If there is anything I associate as the scent of luxury it is leather. Leather always seems like an upgrade. Ricardo Montalban would tell me soft Corinthian leather was part of the luxury of the automobile he was hawking. The pieces of leather I’ve owned all seem like some of the most high-end things I own. Part of that is the smell of leather. There is something primal and opulent about it.
Leather has been a staple of modern perfumery since the 1927 release of Chanel Cuir de Russie by perfumer Ernest Beaux. Here is the thing there is no such thing as leather essential oil. When you smell leather in a perfume it has to be a created accord by the perfumer to smell like leather. When I learned this I realized whenever I smelt leather in a perfume, I was encountering a perfumer’s signature.
Because there is no one recipe every perfumer creates their own version of the accord. M. Beaux would use one of the materials used to tan leather, birch tar, as the foundation for the one in Cuir de Russie. Ever since, each perfumer has had the opportunity to evolve the making of their accord as more and more ingredients became available.
This has resulted in perfume with differing leather effects. They can be subtle as a driving glove to as robust as that original saddle leather. Perfumer Bertrand Duchaufour would make different leather accords for different compositions. He combined styrax and birch tar for the classic leather vibe. Frankincense, davana, cistus, and saffron form a piquant version. Angelica seed, blackcurrant bud, and tomato leaf form a raw untanned scent. My favorite is his combination of castoreum and ambergris. There is just the right balance of refined and animalic that is near perfect.
Quentin Bisch (l.) and Marc-Antoine Barrois
A recent pair of releases shows the difference ways a leather accord can be tuned to very different styles of perfume. Perfumer Quentin Bisch working with Marc-Antoine Barrois. Released their first perfume based on a leather accord called Marc-Antoine Barrois B683. This is that luxurious leather accord I spoke of at the beginning. This leather caresses and envelops me in all the things which make leather great. They would return a year later with Marc-Antoine Barrois Ganymede. This time the leather accord is used in a near transparent way allowing immortelle to tease out the ambergris I am pretty sure is there. This makes it that kind of salty animalic that I enjoyed so much by M. Duchaufour.
Leather is one of the most important accords in all of perfumery. It also allows the perfumers an opportunity to append a scented signature to their works. This is why I adore it.

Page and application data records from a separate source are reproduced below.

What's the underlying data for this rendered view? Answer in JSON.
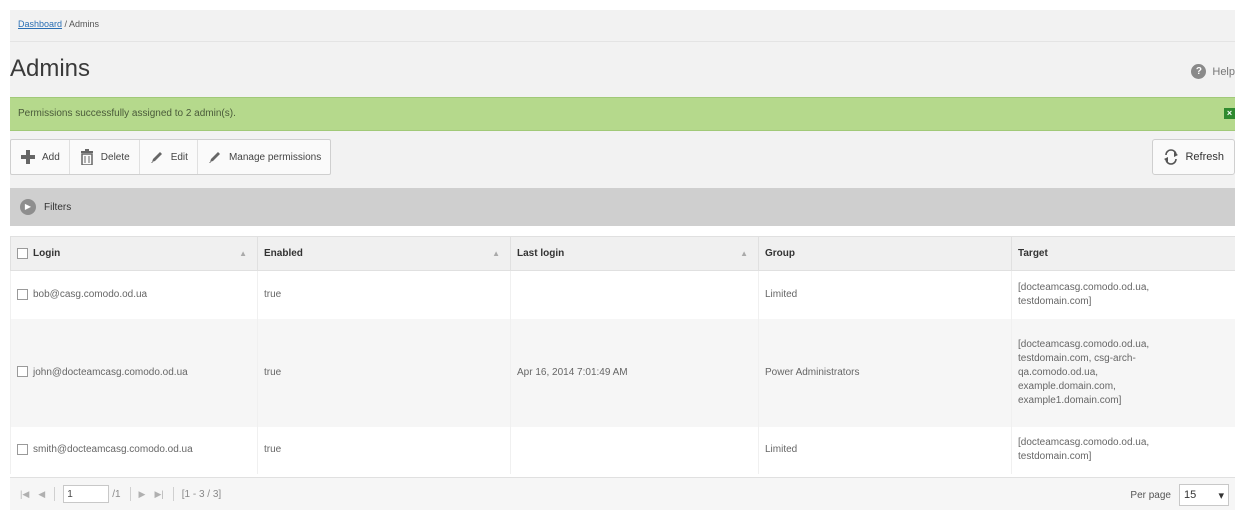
{
  "breadcrumb": {
    "link": "Dashboard",
    "separator": " / ",
    "current": "Admins"
  },
  "page": {
    "title": "Admins",
    "help_label": "Help"
  },
  "alert": {
    "message": "Permissions successfully assigned to 2 admin(s).",
    "color": "#b5d98c"
  },
  "toolbar": {
    "add": "Add",
    "delete": "Delete",
    "edit": "Edit",
    "manage": "Manage permissions",
    "refresh": "Refresh"
  },
  "filters": {
    "label": "Filters"
  },
  "table": {
    "columns": [
      "Login",
      "Enabled",
      "Last login",
      "Group",
      "Target"
    ],
    "rows": [
      {
        "login": "bob@casg.comodo.od.ua",
        "enabled": "true",
        "last_login": "",
        "group": "Limited",
        "target_lines": [
          "[docteamcasg.comodo.od.ua,",
          "testdomain.com]"
        ]
      },
      {
        "login": "john@docteamcasg.comodo.od.ua",
        "enabled": "true",
        "last_login": "Apr 16, 2014 7:01:49 AM",
        "group": "Power Administrators",
        "target_lines": [
          "[docteamcasg.comodo.od.ua,",
          "testdomain.com, csg-arch-",
          "qa.comodo.od.ua,",
          "example.domain.com,",
          "example1.domain.com]"
        ]
      },
      {
        "login": "smith@docteamcasg.comodo.od.ua",
        "enabled": "true",
        "last_login": "",
        "group": "Limited",
        "target_lines": [
          "[docteamcasg.comodo.od.ua,",
          "testdomain.com]"
        ]
      }
    ]
  },
  "pager": {
    "page": "1",
    "total_pages": "/1",
    "range": "[1 - 3 / 3]",
    "per_page_label": "Per page",
    "per_page": "15"
  }
}
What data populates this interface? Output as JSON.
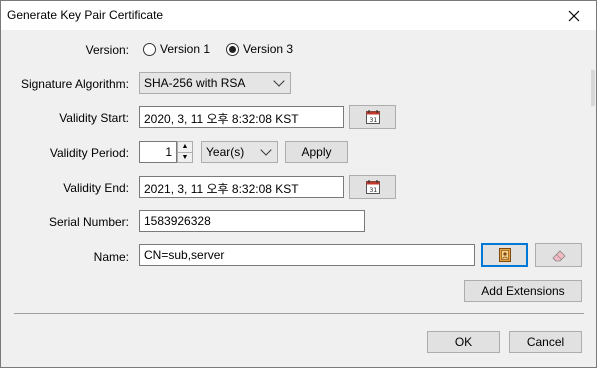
{
  "window": {
    "title": "Generate Key Pair Certificate"
  },
  "icons": {
    "close": "close-icon",
    "calendar": "calendar-icon",
    "address_book": "address-book-icon",
    "eraser": "eraser-icon"
  },
  "form": {
    "version_label": "Version:",
    "version_options": [
      "Version 1",
      "Version 3"
    ],
    "version_selected": "Version 3",
    "signature_label": "Signature Algorithm:",
    "signature_value": "SHA-256 with RSA",
    "validity_start_label": "Validity Start:",
    "validity_start_value": "2020, 3, 11 오후 8:32:08 KST",
    "validity_period_label": "Validity Period:",
    "validity_period_value": "1",
    "validity_period_unit": "Year(s)",
    "apply_label": "Apply",
    "validity_end_label": "Validity End:",
    "validity_end_value": "2021, 3, 11 오후 8:32:08 KST",
    "serial_label": "Serial Number:",
    "serial_value": "1583926328",
    "name_label": "Name:",
    "name_value": "CN=sub,server"
  },
  "buttons": {
    "add_extensions": "Add Extensions",
    "ok": "OK",
    "cancel": "Cancel"
  }
}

When I was a child if there was a scent I associated with success and power it was leather. Whenever we visited family and friends who I perceived as successful the smell of leather was everywhere. In the furniture we sat on. In the pair of driving gloves worn as we drove in a big car. A leather covered desk in a wood-paneled office. This became hardwired into my developing mind as even now I still must overcome the impulse. What it does mean is when there are perfumes which go for this it brings me back to a childhood where the smell of leather is a pure luxury. Marc-Antoine Barrois B683 is one which reminds me of all of this.

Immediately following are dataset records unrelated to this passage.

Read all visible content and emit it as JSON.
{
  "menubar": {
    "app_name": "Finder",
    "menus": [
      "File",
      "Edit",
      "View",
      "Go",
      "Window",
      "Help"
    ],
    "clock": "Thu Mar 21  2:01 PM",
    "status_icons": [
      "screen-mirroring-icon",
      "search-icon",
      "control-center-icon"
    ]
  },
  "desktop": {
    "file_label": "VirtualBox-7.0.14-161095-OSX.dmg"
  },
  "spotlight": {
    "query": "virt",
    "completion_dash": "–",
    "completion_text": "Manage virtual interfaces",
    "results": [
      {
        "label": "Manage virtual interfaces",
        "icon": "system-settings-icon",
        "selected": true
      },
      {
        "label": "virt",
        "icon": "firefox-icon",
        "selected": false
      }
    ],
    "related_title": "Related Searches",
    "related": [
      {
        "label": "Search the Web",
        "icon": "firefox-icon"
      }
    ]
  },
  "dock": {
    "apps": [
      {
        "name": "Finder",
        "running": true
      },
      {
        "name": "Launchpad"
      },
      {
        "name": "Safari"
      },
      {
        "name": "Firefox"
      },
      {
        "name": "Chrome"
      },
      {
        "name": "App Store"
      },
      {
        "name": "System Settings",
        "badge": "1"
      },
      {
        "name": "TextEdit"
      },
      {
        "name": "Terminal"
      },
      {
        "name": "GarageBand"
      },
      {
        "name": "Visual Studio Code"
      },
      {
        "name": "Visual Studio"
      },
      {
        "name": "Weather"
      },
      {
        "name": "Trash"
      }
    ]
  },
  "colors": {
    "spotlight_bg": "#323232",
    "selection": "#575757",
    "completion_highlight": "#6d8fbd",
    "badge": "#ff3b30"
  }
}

Marc-Antoine Barrois is a menswear designer in Paris. He works on bespoke creations for his clientele. He decided he wanted a perfume to scent his store. For him he also shared the same childhood memories of leather as luxury. It turns out perfumer Quentin Bisch is another who also feels this way. When M. Barrois and M. Bisch came together it became obvious this was the style of perfume they would collaborate on.

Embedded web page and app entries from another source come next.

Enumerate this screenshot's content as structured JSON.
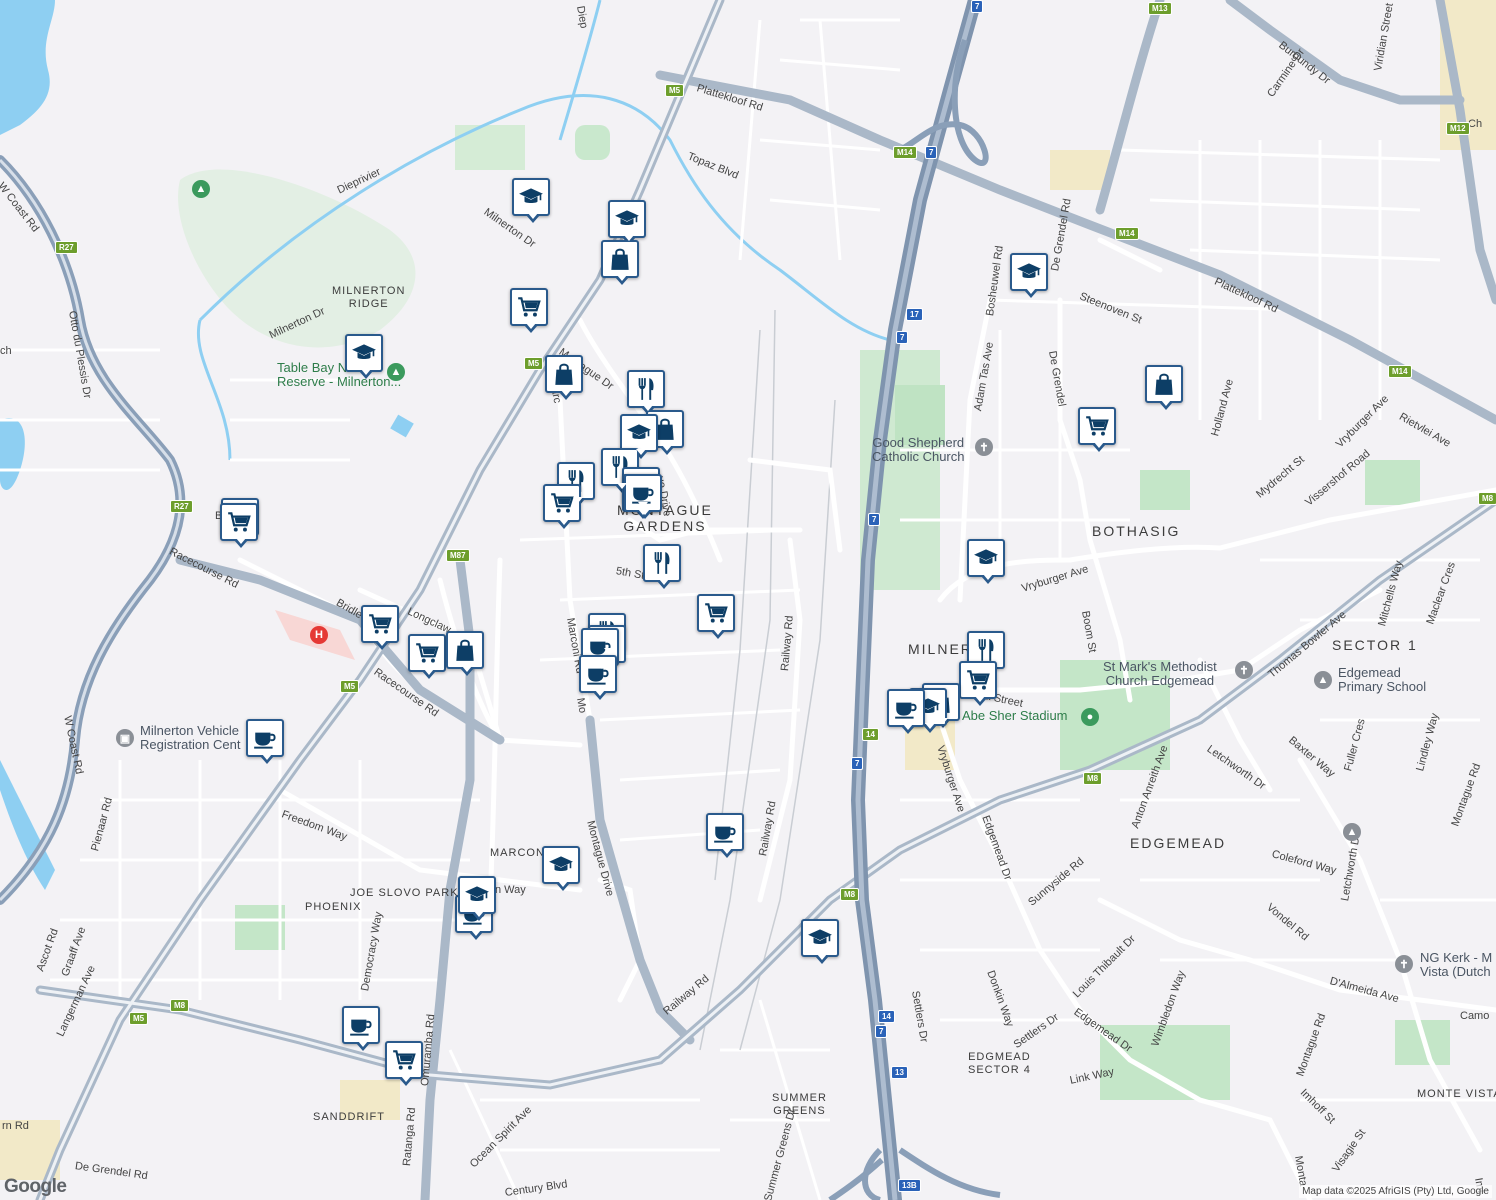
{
  "map": {
    "areas": [
      {
        "id": "montague-gardens",
        "line1": "MONTAGUE",
        "line2": "GARDENS"
      },
      {
        "id": "bothasig",
        "line1": "BOTHASIG",
        "line2": ""
      },
      {
        "id": "milnerton",
        "line1": "MILNERTON",
        "line2": ""
      },
      {
        "id": "edgemead",
        "line1": "EDGEMEAD",
        "line2": ""
      },
      {
        "id": "sector-1",
        "line1": "SECTOR 1",
        "line2": ""
      },
      {
        "id": "milnerton-ridge",
        "line1": "MILNERTON",
        "line2": "RIDGE"
      },
      {
        "id": "phoenix",
        "line1": "PHOENIX",
        "line2": ""
      },
      {
        "id": "joe-slovo-park",
        "line1": "JOE SLOVO PARK",
        "line2": ""
      },
      {
        "id": "marconi-beam",
        "line1": "MARCONI B",
        "line2": ""
      },
      {
        "id": "sanddrift",
        "line1": "SANDDRIFT",
        "line2": ""
      },
      {
        "id": "summer-greens",
        "line1": "SUMMER",
        "line2": "GREENS"
      },
      {
        "id": "edgmead-sector-4",
        "line1": "EDGMEAD",
        "line2": "SECTOR 4"
      },
      {
        "id": "monte-vista",
        "line1": "MONTE VISTA",
        "line2": ""
      }
    ],
    "roads": [
      {
        "id": "plattekloof-rd-top",
        "text": "Plattekloof Rd"
      },
      {
        "id": "plattekloof-rd-right",
        "text": "Plattekloof Rd"
      },
      {
        "id": "topaz-blvd",
        "text": "Topaz Blvd"
      },
      {
        "id": "milnerton-dr-top",
        "text": "Milnerton Dr"
      },
      {
        "id": "milnerton-dr-left",
        "text": "Milnerton Dr"
      },
      {
        "id": "montague-dr-north",
        "text": "Montague Dr"
      },
      {
        "id": "montague-drive-south",
        "text": "Montague Drive"
      },
      {
        "id": "5th-st",
        "text": "5th St"
      },
      {
        "id": "racecourse-rd-left",
        "text": "Racecourse Rd"
      },
      {
        "id": "racecourse-rd-mid",
        "text": "Racecourse Rd"
      },
      {
        "id": "bridle",
        "text": "Bridle"
      },
      {
        "id": "longclaw",
        "text": "Longclaw"
      },
      {
        "id": "railway-rd-1",
        "text": "Railway Rd"
      },
      {
        "id": "railway-rd-2",
        "text": "Railway Rd"
      },
      {
        "id": "railway-rd-3",
        "text": "Railway Rd"
      },
      {
        "id": "freedom-way",
        "text": "Freedom Way"
      },
      {
        "id": "democracy-way",
        "text": "Democracy Way"
      },
      {
        "id": "omuramba-rd",
        "text": "Omuramba Rd"
      },
      {
        "id": "ratanga-rd",
        "text": "Ratanga Rd"
      },
      {
        "id": "pienaar-rd",
        "text": "Pienaar Rd"
      },
      {
        "id": "w-coast-rd",
        "text": "W Coast Rd"
      },
      {
        "id": "w-coast-rd-top",
        "text": "W Coast Rd"
      },
      {
        "id": "otto-du-plessis",
        "text": "Otto du Plessis Dr"
      },
      {
        "id": "ascot-rd",
        "text": "Ascot Rd"
      },
      {
        "id": "graaff-ave",
        "text": "Graaff Ave"
      },
      {
        "id": "langerman-ave",
        "text": "Langerman Ave"
      },
      {
        "id": "de-grendel-rd-bottom",
        "text": "De Grendel Rd"
      },
      {
        "id": "century-blvd",
        "text": "Century Blvd"
      },
      {
        "id": "ocean-spirit-ave",
        "text": "Ocean Spirit Ave"
      },
      {
        "id": "summer-greens-dr",
        "text": "Summer Greens Dr"
      },
      {
        "id": "vryburger-ave-1",
        "text": "Vryburger Ave"
      },
      {
        "id": "vryburger-ave-2",
        "text": "Vryburger Ave"
      },
      {
        "id": "vryburger-ave-3",
        "text": "Vryburger Ave"
      },
      {
        "id": "edgemead-dr-1",
        "text": "Edgemead Dr"
      },
      {
        "id": "edgemead-dr-2",
        "text": "Edgemead Dr"
      },
      {
        "id": "adam-tas-ave",
        "text": "Adam Tas Ave"
      },
      {
        "id": "bosheuwel-rd",
        "text": "Bosheuwel Rd"
      },
      {
        "id": "steenoven-st",
        "text": "Steenoven St"
      },
      {
        "id": "de-grendel-rd-1",
        "text": "De Grendel Rd"
      },
      {
        "id": "de-grendel-rd-2",
        "text": "De Grendel"
      },
      {
        "id": "boom-st",
        "text": "Boom St"
      },
      {
        "id": "holland-ave",
        "text": "Holland Ave"
      },
      {
        "id": "mydrecht-st",
        "text": "Mydrecht St"
      },
      {
        "id": "vissershof-road",
        "text": "Vissershof Road"
      },
      {
        "id": "rietvlei-ave",
        "text": "Rietvlei Ave"
      },
      {
        "id": "burgundy-dr",
        "text": "Burgundy Dr"
      },
      {
        "id": "carmine-dr",
        "text": "Carmine Dr"
      },
      {
        "id": "viridian-street",
        "text": "Viridian Street"
      },
      {
        "id": "thomas-bowler-ave",
        "text": "Thomas Bowler Ave"
      },
      {
        "id": "mitchells-way",
        "text": "Mitchells Way"
      },
      {
        "id": "maclear-cres",
        "text": "Maclear Cres"
      },
      {
        "id": "baxter-way",
        "text": "Baxter Way"
      },
      {
        "id": "fuller-cres",
        "text": "Fuller Cres"
      },
      {
        "id": "lindley-way",
        "text": "Lindley Way"
      },
      {
        "id": "letchworth-dr-1",
        "text": "Letchworth Dr"
      },
      {
        "id": "letchworth-dr-2",
        "text": "Letchworth Dr"
      },
      {
        "id": "anton-anreith-ave",
        "text": "Anton Anreith Ave"
      },
      {
        "id": "sunnyside-rd",
        "text": "Sunnyside Rd"
      },
      {
        "id": "coleford-way",
        "text": "Coleford Way"
      },
      {
        "id": "vondel-rd",
        "text": "Vondel Rd"
      },
      {
        "id": "louis-thibault-dr",
        "text": "Louis Thibault Dr"
      },
      {
        "id": "wimbledon-way",
        "text": "Wimbledon Way"
      },
      {
        "id": "donkin-way",
        "text": "Donkin Way"
      },
      {
        "id": "settlers-dr-1",
        "text": "Settlers Dr"
      },
      {
        "id": "settlers-dr-2",
        "text": "Settlers Dr"
      },
      {
        "id": "d-almeida-ave",
        "text": "D'Almeida Ave"
      },
      {
        "id": "link-way",
        "text": "Link Way"
      },
      {
        "id": "montague-rd",
        "text": "Montague Rd"
      },
      {
        "id": "montague-rd-2",
        "text": "Montague Rd"
      },
      {
        "id": "imhoff-st",
        "text": "Imhoff St"
      },
      {
        "id": "visagie-st",
        "text": "Visagie St"
      },
      {
        "id": "marconi-rd",
        "text": "Marconi Rd"
      },
      {
        "id": "marconi",
        "text": "Marc"
      },
      {
        "id": "mo",
        "text": "Mo"
      },
      {
        "id": "street-a",
        "text": "a Street"
      },
      {
        "id": "diep",
        "text": "Diep"
      },
      {
        "id": "diepriv",
        "text": "Dieprivier"
      },
      {
        "id": "ch",
        "text": "Ch"
      },
      {
        "id": "rn-rd",
        "text": "rn Rd"
      },
      {
        "id": "mont",
        "text": "Monta"
      },
      {
        "id": "imt",
        "text": "Imt"
      },
      {
        "id": "camo",
        "text": "Camo"
      },
      {
        "id": "bri",
        "text": "B"
      },
      {
        "id": "ncs",
        "text": "ch"
      },
      {
        "id": "ra-way",
        "text": "n Way"
      },
      {
        "id": "de-drive",
        "text": "ue Drive"
      }
    ],
    "shields": [
      {
        "id": "m5-top",
        "text": "M5"
      },
      {
        "id": "m5-mid",
        "text": "M5"
      },
      {
        "id": "m5-left",
        "text": "M5"
      },
      {
        "id": "m5-bottom",
        "text": "M5"
      },
      {
        "id": "m14-top",
        "text": "M14"
      },
      {
        "id": "m14-right",
        "text": "M14"
      },
      {
        "id": "m14-east",
        "text": "M14"
      },
      {
        "id": "m13",
        "text": "M13"
      },
      {
        "id": "m12",
        "text": "M12"
      },
      {
        "id": "r27-top",
        "text": "R27"
      },
      {
        "id": "r27-mid",
        "text": "R27"
      },
      {
        "id": "m87",
        "text": "M87"
      },
      {
        "id": "m8-left",
        "text": "M8"
      },
      {
        "id": "m8-mid",
        "text": "M8"
      },
      {
        "id": "m8-right",
        "text": "M8"
      },
      {
        "id": "m8-east",
        "text": "M8"
      },
      {
        "id": "n7-1",
        "text": "7"
      },
      {
        "id": "n7-2",
        "text": "7"
      },
      {
        "id": "n7-3",
        "text": "7"
      },
      {
        "id": "n7-4",
        "text": "7"
      },
      {
        "id": "n7-5",
        "text": "7"
      },
      {
        "id": "n7-6",
        "text": "7"
      },
      {
        "id": "r17",
        "text": "17"
      },
      {
        "id": "r14-1",
        "text": "14"
      },
      {
        "id": "r14-2",
        "text": "14"
      },
      {
        "id": "r13",
        "text": "13"
      },
      {
        "id": "r13b",
        "text": "13B"
      }
    ],
    "pois": [
      {
        "id": "table-bay-reserve",
        "line1": "Table Bay N",
        "line2": "Reserve - Milnerton..."
      },
      {
        "id": "good-shepherd",
        "line1": "Good Shepherd",
        "line2": "Catholic Church"
      },
      {
        "id": "st-marks",
        "line1": "St Mark's Methodist",
        "line2": "Church Edgemead"
      },
      {
        "id": "edgemead-primary",
        "line1": "Edgemead",
        "line2": "Primary School"
      },
      {
        "id": "abe-sher-stadium",
        "line1": "Abe Sher Stadium",
        "line2": ""
      },
      {
        "id": "milnerton-vehicle",
        "line1": "Milnerton Vehicle",
        "line2": "Registration Cent"
      },
      {
        "id": "ng-kerk",
        "line1": "NG Kerk - M",
        "line2": "Vista (Dutch"
      }
    ],
    "markers": [
      {
        "id": "m01",
        "type": "school"
      },
      {
        "id": "m02",
        "type": "school"
      },
      {
        "id": "m03",
        "type": "shopping"
      },
      {
        "id": "m04",
        "type": "grocery"
      },
      {
        "id": "m05",
        "type": "school"
      },
      {
        "id": "m06",
        "type": "shopping"
      },
      {
        "id": "m07",
        "type": "restaurant"
      },
      {
        "id": "m08",
        "type": "shopping"
      },
      {
        "id": "m09",
        "type": "school"
      },
      {
        "id": "m10",
        "type": "restaurant"
      },
      {
        "id": "m11",
        "type": "restaurant"
      },
      {
        "id": "m12",
        "type": "cafe"
      },
      {
        "id": "m13",
        "type": "cafe"
      },
      {
        "id": "m14",
        "type": "grocery"
      },
      {
        "id": "m15",
        "type": "cafe"
      },
      {
        "id": "m16",
        "type": "restaurant"
      },
      {
        "id": "m17",
        "type": "grocery"
      },
      {
        "id": "m18",
        "type": "grocery"
      },
      {
        "id": "m19",
        "type": "grocery"
      },
      {
        "id": "m20",
        "type": "shopping"
      },
      {
        "id": "m21",
        "type": "restaurant"
      },
      {
        "id": "m22",
        "type": "shopping"
      },
      {
        "id": "m23",
        "type": "cafe"
      },
      {
        "id": "m24",
        "type": "cafe"
      },
      {
        "id": "m25",
        "type": "cafe"
      },
      {
        "id": "m26",
        "type": "grocery"
      },
      {
        "id": "m27",
        "type": "grocery"
      },
      {
        "id": "m28",
        "type": "cafe"
      },
      {
        "id": "m29",
        "type": "school"
      },
      {
        "id": "m30",
        "type": "cafe"
      },
      {
        "id": "m31",
        "type": "cafe"
      },
      {
        "id": "m32",
        "type": "grocery"
      },
      {
        "id": "m33",
        "type": "school"
      },
      {
        "id": "m34",
        "type": "school"
      },
      {
        "id": "m35",
        "type": "school"
      },
      {
        "id": "m36",
        "type": "shopping"
      },
      {
        "id": "m37",
        "type": "grocery"
      },
      {
        "id": "m38",
        "type": "school"
      },
      {
        "id": "m39",
        "type": "restaurant"
      },
      {
        "id": "m40",
        "type": "grocery"
      },
      {
        "id": "m41",
        "type": "shopping"
      },
      {
        "id": "m42",
        "type": "school"
      },
      {
        "id": "m43",
        "type": "cafe"
      }
    ],
    "logo": "Google",
    "attribution": "Map data ©2025 AfriGIS (Pty) Ltd, Google"
  }
}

Quentin Bisch (l.) and Marc-Antoine Barrois (Photo: Fred Zara)
When a leather accord is constructed it can go in many directions. Based on my experience the refined version is the most difficult to achieve. As a perfumer pulls together the pieces, I think rough spots frequently show up requiring a more precise construction. What is achieved in B683 is that high degree of difficulty leather accord achieving the desired effect.
The opening of B683 is a surprising spice mélange of black pepper, nutmeg, saffron, and Szechuan pepper. I have extolled the use of the last material a lot recently. In the hands of a perfumer like M. Bisch it still can impress in new ways. In this case M. Bisch teases out a green thread and uses the nutmeg and saffron to make it more pronounced. As much as I like the leather which comes next this top accord is compelling. The leather does come next. This is that refined supple style of leather that only seems to be attached to luxury items. It is bracketed by softly resinous labdanum and green violet leaves. The violet leaves pick up that green thread from the top accord and passes it along to the oakmoss in the base. The foundation of B683 is sandalwood, patchouli, and ambroxan. This forms a very dry woody accord as the ambroxan is used to tamp down the less arid aspects of patchouli and sandalwood.
B683 has 10-12 hour longevity and average sillage.
The star of B683 is the leather accord at its heart which lives up to its brief. It is a gorgeous example of this. For me it is the top accord which was my favorite part. Somewhat like the opening act overshadowing the headliner. The entire experience of B683 is one of leather as the epitome of luxury.
Disclosure: This review is based on a sample I purchased.